From the first line to the last, copy the material word for word; pictures stay out.

━━━━━━━━━━━━━━━━━━━━

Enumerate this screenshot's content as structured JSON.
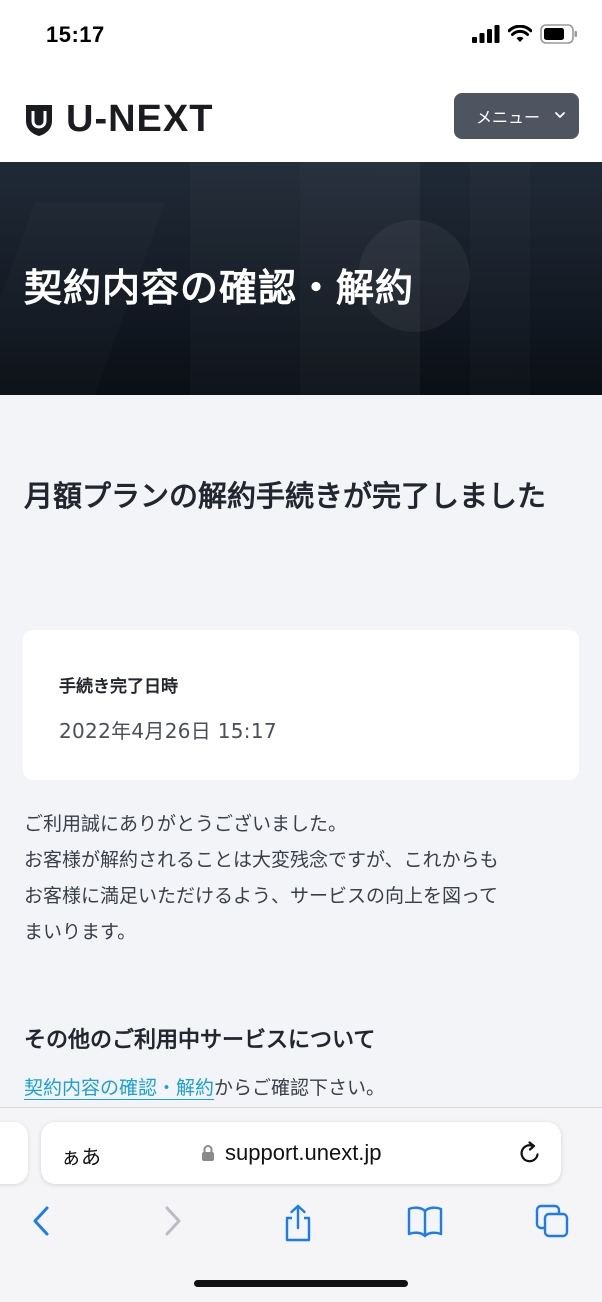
{
  "status_bar": {
    "time": "15:17"
  },
  "header": {
    "logo_text": "U-NEXT",
    "menu_label": "メニュー"
  },
  "hero": {
    "title": "契約内容の確認・解約"
  },
  "main": {
    "heading": "月額プランの解約手続きが完了しました",
    "card": {
      "label": "手続き完了日時",
      "value": "2022年4月26日 15:17"
    },
    "thanks_lines": [
      "ご利用誠にありがとうございました。",
      "お客様が解約されることは大変残念ですが、これからも",
      "お客様に満足いただけるよう、サービスの向上を図って",
      "まいります。"
    ],
    "other": {
      "heading": "その他のご利用中サービスについて",
      "link_text": "契約内容の確認・解約",
      "suffix_text": "からご確認下さい。"
    }
  },
  "browser": {
    "aa_label": "ぁあ",
    "url": "support.unext.jp"
  },
  "icons": {
    "logo": "unext-shield-icon",
    "menu_chevron": "chevron-down-icon",
    "lock": "lock-icon",
    "reload": "reload-icon",
    "back": "back-chevron-icon",
    "forward": "forward-chevron-icon",
    "share": "share-icon",
    "bookmarks": "book-icon",
    "tabs": "tabs-icon"
  },
  "colors": {
    "link": "#1aa0d8",
    "ios_blue": "#1a7cf0",
    "menu_bg": "#4f5560"
  }
}
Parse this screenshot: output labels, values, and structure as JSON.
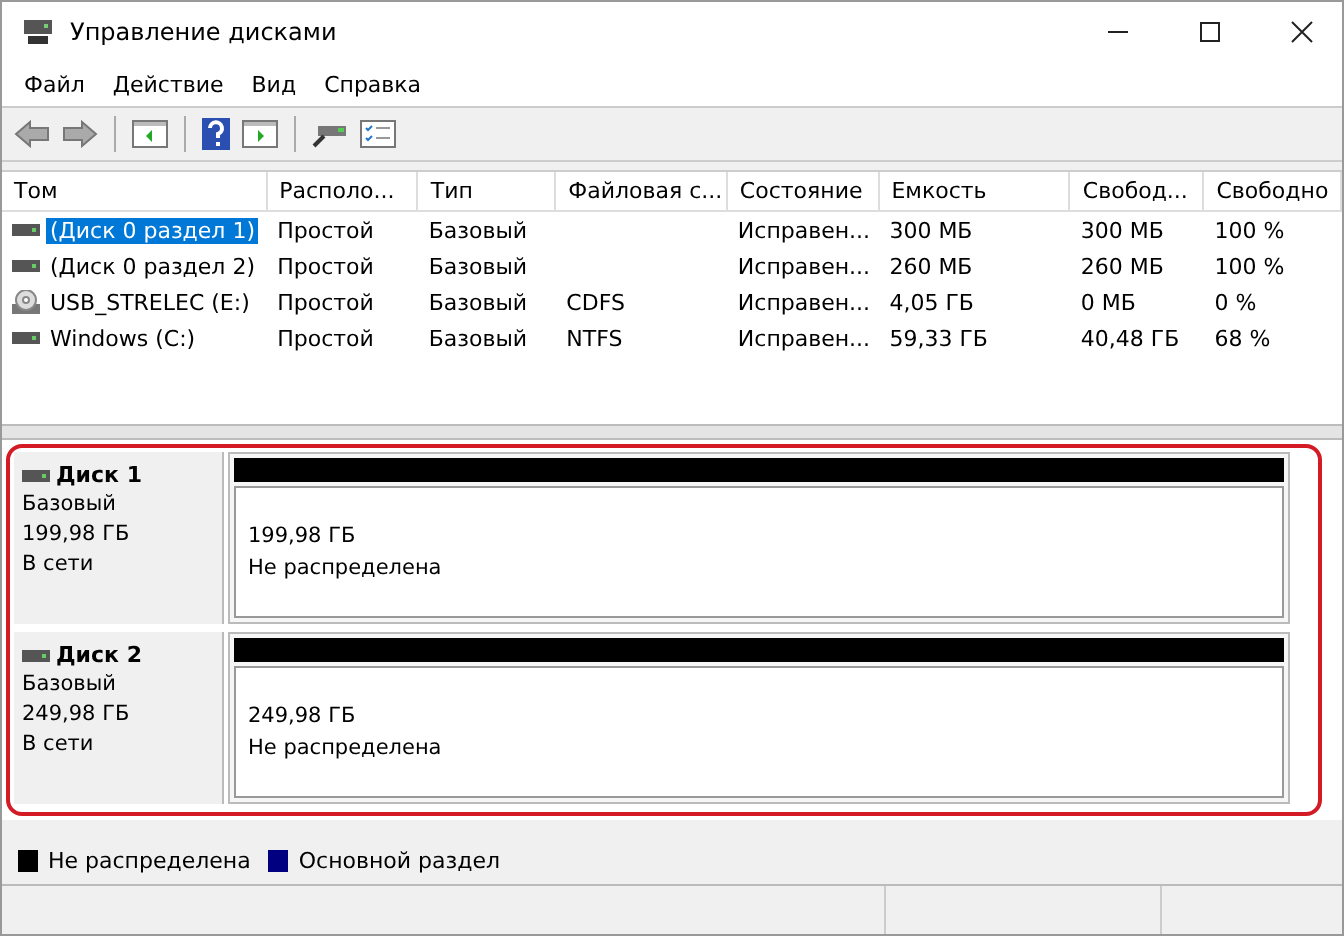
{
  "window": {
    "title": "Управление дисками"
  },
  "menu": [
    "Файл",
    "Действие",
    "Вид",
    "Справка"
  ],
  "table": {
    "columns": [
      "Том",
      "Располо...",
      "Тип",
      "Файловая с...",
      "Состояние",
      "Емкость",
      "Свобод...",
      "Свободно"
    ],
    "rows": [
      {
        "kind": "disk",
        "selected": true,
        "cells": [
          "(Диск 0 раздел 1)",
          "Простой",
          "Базовый",
          "",
          "Исправен...",
          "300 МБ",
          "300 МБ",
          "100 %"
        ]
      },
      {
        "kind": "disk",
        "selected": false,
        "cells": [
          "(Диск 0 раздел 2)",
          "Простой",
          "Базовый",
          "",
          "Исправен...",
          "260 МБ",
          "260 МБ",
          "100 %"
        ]
      },
      {
        "kind": "cd",
        "selected": false,
        "cells": [
          "USB_STRELEC (E:)",
          "Простой",
          "Базовый",
          "CDFS",
          "Исправен...",
          "4,05 ГБ",
          "0 МБ",
          "0 %"
        ]
      },
      {
        "kind": "disk",
        "selected": false,
        "cells": [
          "Windows (C:)",
          "Простой",
          "Базовый",
          "NTFS",
          "Исправен...",
          "59,33 ГБ",
          "40,48 ГБ",
          "68 %"
        ]
      }
    ]
  },
  "disks": [
    {
      "name": "Диск 1",
      "type": "Базовый",
      "size": "199,98 ГБ",
      "status": "В сети",
      "partition": {
        "size": "199,98 ГБ",
        "label": "Не распределена",
        "color": "#000000"
      }
    },
    {
      "name": "Диск 2",
      "type": "Базовый",
      "size": "249,98 ГБ",
      "status": "В сети",
      "partition": {
        "size": "249,98 ГБ",
        "label": "Не распределена",
        "color": "#000000"
      }
    }
  ],
  "legend": [
    {
      "label": "Не распределена",
      "color": "#000000"
    },
    {
      "label": "Основной раздел",
      "color": "#000080"
    }
  ]
}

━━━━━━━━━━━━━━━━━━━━

*Answer section*.
Enumerate this screenshot's content as structured JSON.
{
  "status_bar": {
    "time": "15:17"
  },
  "header": {
    "logo_text": "U-NEXT",
    "menu_label": "メニュー"
  },
  "hero": {
    "title": "契約内容の確認・解約"
  },
  "main": {
    "heading": "月額プランの解約手続きが完了しました",
    "card": {
      "label": "手続き完了日時",
      "value": "2022年4月26日 15:17"
    },
    "thanks_lines": [
      "ご利用誠にありがとうございました。",
      "お客様が解約されることは大変残念ですが、これからも",
      "お客様に満足いただけるよう、サービスの向上を図って",
      "まいります。"
    ],
    "other": {
      "heading": "その他のご利用中サービスについて",
      "link_text": "契約内容の確認・解約",
      "suffix_text": "からご確認下さい。"
    }
  },
  "browser": {
    "aa_label": "ぁあ",
    "url": "support.unext.jp"
  },
  "icons": {
    "logo": "unext-shield-icon",
    "menu_chevron": "chevron-down-icon",
    "lock": "lock-icon",
    "reload": "reload-icon",
    "back": "back-chevron-icon",
    "forward": "forward-chevron-icon",
    "share": "share-icon",
    "bookmarks": "book-icon",
    "tabs": "tabs-icon"
  },
  "colors": {
    "link": "#1aa0d8",
    "ios_blue": "#1a7cf0",
    "menu_bg": "#4f5560"
  }
}
Parse this screenshot: output labels, values, and structure as JSON.
{
  "window": {
    "title": "Управление дисками"
  },
  "menu": [
    "Файл",
    "Действие",
    "Вид",
    "Справка"
  ],
  "table": {
    "columns": [
      "Том",
      "Располо...",
      "Тип",
      "Файловая с...",
      "Состояние",
      "Емкость",
      "Свобод...",
      "Свободно"
    ],
    "rows": [
      {
        "kind": "disk",
        "selected": true,
        "cells": [
          "(Диск 0 раздел 1)",
          "Простой",
          "Базовый",
          "",
          "Исправен...",
          "300 МБ",
          "300 МБ",
          "100 %"
        ]
      },
      {
        "kind": "disk",
        "selected": false,
        "cells": [
          "(Диск 0 раздел 2)",
          "Простой",
          "Базовый",
          "",
          "Исправен...",
          "260 МБ",
          "260 МБ",
          "100 %"
        ]
      },
      {
        "kind": "cd",
        "selected": false,
        "cells": [
          "USB_STRELEC (E:)",
          "Простой",
          "Базовый",
          "CDFS",
          "Исправен...",
          "4,05 ГБ",
          "0 МБ",
          "0 %"
        ]
      },
      {
        "kind": "disk",
        "selected": false,
        "cells": [
          "Windows (C:)",
          "Простой",
          "Базовый",
          "NTFS",
          "Исправен...",
          "59,33 ГБ",
          "40,48 ГБ",
          "68 %"
        ]
      }
    ]
  },
  "disks": [
    {
      "name": "Диск 1",
      "type": "Базовый",
      "size": "199,98 ГБ",
      "status": "В сети",
      "partition": {
        "size": "199,98 ГБ",
        "label": "Не распределена",
        "color": "#000000"
      }
    },
    {
      "name": "Диск 2",
      "type": "Базовый",
      "size": "249,98 ГБ",
      "status": "В сети",
      "partition": {
        "size": "249,98 ГБ",
        "label": "Не распределена",
        "color": "#000000"
      }
    }
  ],
  "legend": [
    {
      "label": "Не распределена",
      "color": "#000000"
    },
    {
      "label": "Основной раздел",
      "color": "#000080"
    }
  ]
}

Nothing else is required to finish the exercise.